I will skip ahead here to the final chapter, “Re-siting Painting,” which is in many ways the most straightforward and a pleasure to read. Replete with engaging narratives deftly told, this chapter is about paintings as objects: Sophie Calle, Francis Alÿs and Taus Makhacheva engage with the organization, reception, loss, and recovery of paintings, involving a form of artistic practice beyond the traditional scope of painting. Yet the focus remains clearly within the remit of Staff’s book, highlighting painting as a portal not to the past but to the past within the present, through a “certain mechanics of displacement” (106). In Makhacheva’s work Tightrope (2015), the tightrope walker Rasul Abakarov selects and carries reproductions of paintings from the Dagestan Museum of Fine Arts’ collection across a dramatic ravine high in the Caucasus mountains.

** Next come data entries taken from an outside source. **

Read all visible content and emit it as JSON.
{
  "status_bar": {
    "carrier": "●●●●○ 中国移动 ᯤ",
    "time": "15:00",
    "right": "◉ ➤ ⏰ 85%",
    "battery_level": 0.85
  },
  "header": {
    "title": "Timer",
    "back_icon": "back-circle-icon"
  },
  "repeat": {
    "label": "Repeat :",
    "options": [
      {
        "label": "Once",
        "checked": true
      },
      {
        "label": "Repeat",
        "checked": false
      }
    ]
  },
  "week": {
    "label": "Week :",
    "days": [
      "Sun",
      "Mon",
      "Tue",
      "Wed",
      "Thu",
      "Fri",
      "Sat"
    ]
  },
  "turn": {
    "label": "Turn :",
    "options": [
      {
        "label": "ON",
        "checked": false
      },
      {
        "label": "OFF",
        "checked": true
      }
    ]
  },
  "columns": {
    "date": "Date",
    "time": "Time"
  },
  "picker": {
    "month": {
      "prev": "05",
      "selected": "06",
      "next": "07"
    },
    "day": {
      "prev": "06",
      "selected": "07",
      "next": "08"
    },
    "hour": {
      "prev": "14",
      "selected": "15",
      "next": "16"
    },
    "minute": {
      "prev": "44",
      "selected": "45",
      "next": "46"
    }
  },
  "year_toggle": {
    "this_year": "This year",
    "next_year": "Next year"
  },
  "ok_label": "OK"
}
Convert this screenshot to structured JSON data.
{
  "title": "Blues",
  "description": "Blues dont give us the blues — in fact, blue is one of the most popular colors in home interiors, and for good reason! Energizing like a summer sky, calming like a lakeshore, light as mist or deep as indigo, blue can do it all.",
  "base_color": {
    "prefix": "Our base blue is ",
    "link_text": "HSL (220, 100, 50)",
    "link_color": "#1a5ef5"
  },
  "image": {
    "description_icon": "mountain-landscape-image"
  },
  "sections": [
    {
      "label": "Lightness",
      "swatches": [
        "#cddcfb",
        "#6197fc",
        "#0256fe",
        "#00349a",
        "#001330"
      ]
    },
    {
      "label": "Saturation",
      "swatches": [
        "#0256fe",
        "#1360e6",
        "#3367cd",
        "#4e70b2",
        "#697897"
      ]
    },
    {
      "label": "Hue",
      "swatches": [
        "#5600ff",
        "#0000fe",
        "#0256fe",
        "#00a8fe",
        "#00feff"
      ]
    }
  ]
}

The act, which involved more than a hundred crossings, “becomes analogous to the precarity of history and its susceptibility to both collective amnesia and cultural vandalism or exclusion” (104). Staff notes that one of the first paintings to make the crossing shows the brutal siege by Russian troops of Aul Gimry in 1832, during the Caucasian War, as depicted by Franz Roubaud in 1891. As with many of the works discussed in Painting, History and Meaning, the reader is motivated to research further and get lost within the temporal layers opened by digital resources, which is testament to the importance of good storytelling.

Kiff Bamford
Reader in Contemporary Art, The Leeds School of Arts, Leeds Beckett University